The best suggestion I have is to observe your child while you’re sitting next to him/her on the couch, reading a story aloud. Do they get in close, straining to see every word and illustration? (Perhaps a Visual Learner); do they look away and appear to be inattentive, yet recall details of the story easily and like to discuss anything and everything? (Likely an Auditory Learner); Do they often fiddle with an object in their hands, have difficulty being still and can not wait to turn the story into something they can show you? (Probably Kinesthetic Learner.) Most all of us learn from a combination of these styles, but lean towards one. My high schooler can recall every detail of a book selection read aloud (Auditory Learner) while I need to take the text and read it with my own eyes to recall content (Visual Learner.) When we began homeschooling, I would insist she was looking at me as I taught, but she would be looking off in the distance or doodling. After a few weeks of narration questions, I realized she was hearing and processing everything! After that realization, I made sure she had a paper and pencil handy! Lol!

Best to your efforts!

PS to the original math question. Christian Light Education Math is considered a “lighter” Saxon. In our opinion, very good, thorough content, Godly, nice illustrations, but not busy, review but not overkill, not dry.

There are sample pdfs of both the Teacher Manual and Student Workbook so you can print it and try it out.
Christian Light Math

My STRONG suggestion after purchasing things I did not use: borrow or print a sample and don’t just go over it, actually try teaching it to your child. This is the acid test!


Saxon bored me, so I opted not to use it with my kids. My oldest DD did great with Singapore, but my second DD needed more review than Singapore offered. One thing to watch with Singapore as they get older…it doesn’t cover everything that we cover in the US. The one thing that I remember distinctly is negative numbers.
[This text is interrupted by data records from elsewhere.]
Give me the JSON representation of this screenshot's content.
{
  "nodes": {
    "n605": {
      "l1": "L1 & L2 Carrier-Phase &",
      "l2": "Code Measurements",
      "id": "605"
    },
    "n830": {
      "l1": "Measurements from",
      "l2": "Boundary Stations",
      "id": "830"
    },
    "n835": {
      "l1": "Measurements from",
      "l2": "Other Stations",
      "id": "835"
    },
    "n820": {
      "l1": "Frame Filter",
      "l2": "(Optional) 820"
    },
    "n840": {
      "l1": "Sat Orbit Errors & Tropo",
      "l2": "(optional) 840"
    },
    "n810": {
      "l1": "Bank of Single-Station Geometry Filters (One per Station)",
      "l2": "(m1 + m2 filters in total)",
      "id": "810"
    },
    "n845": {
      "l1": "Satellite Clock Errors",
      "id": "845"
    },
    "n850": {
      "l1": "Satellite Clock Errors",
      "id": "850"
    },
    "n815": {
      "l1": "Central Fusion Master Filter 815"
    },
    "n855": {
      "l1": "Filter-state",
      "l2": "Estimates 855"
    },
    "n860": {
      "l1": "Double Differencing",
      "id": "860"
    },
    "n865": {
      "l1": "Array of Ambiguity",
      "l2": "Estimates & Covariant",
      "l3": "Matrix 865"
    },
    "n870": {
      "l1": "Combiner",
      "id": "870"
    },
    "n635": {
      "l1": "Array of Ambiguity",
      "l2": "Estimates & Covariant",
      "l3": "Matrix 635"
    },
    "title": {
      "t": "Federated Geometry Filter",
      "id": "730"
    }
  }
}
When my oldest got to Pre-Algebra, we had to stop and do a unit on negative numbers because she had never dealt with them in Singapore (and I didn’t think to introduce her to it). There were two or three other things that we had to stop and work on, although I don’t recall offhand what they were. I would say that most kids need more review than SIngapore offers. I would suggest either using Singapore as a supplement or being very intentional about providing review sheets for your daughter. For my middle two children, we are using Horizons. It’s spiral like Saxon (meaning it has built-in review), but much more colorful and visually appealing than Saxon IMO. There are lots of good choices out there. You just have to find what works for your family.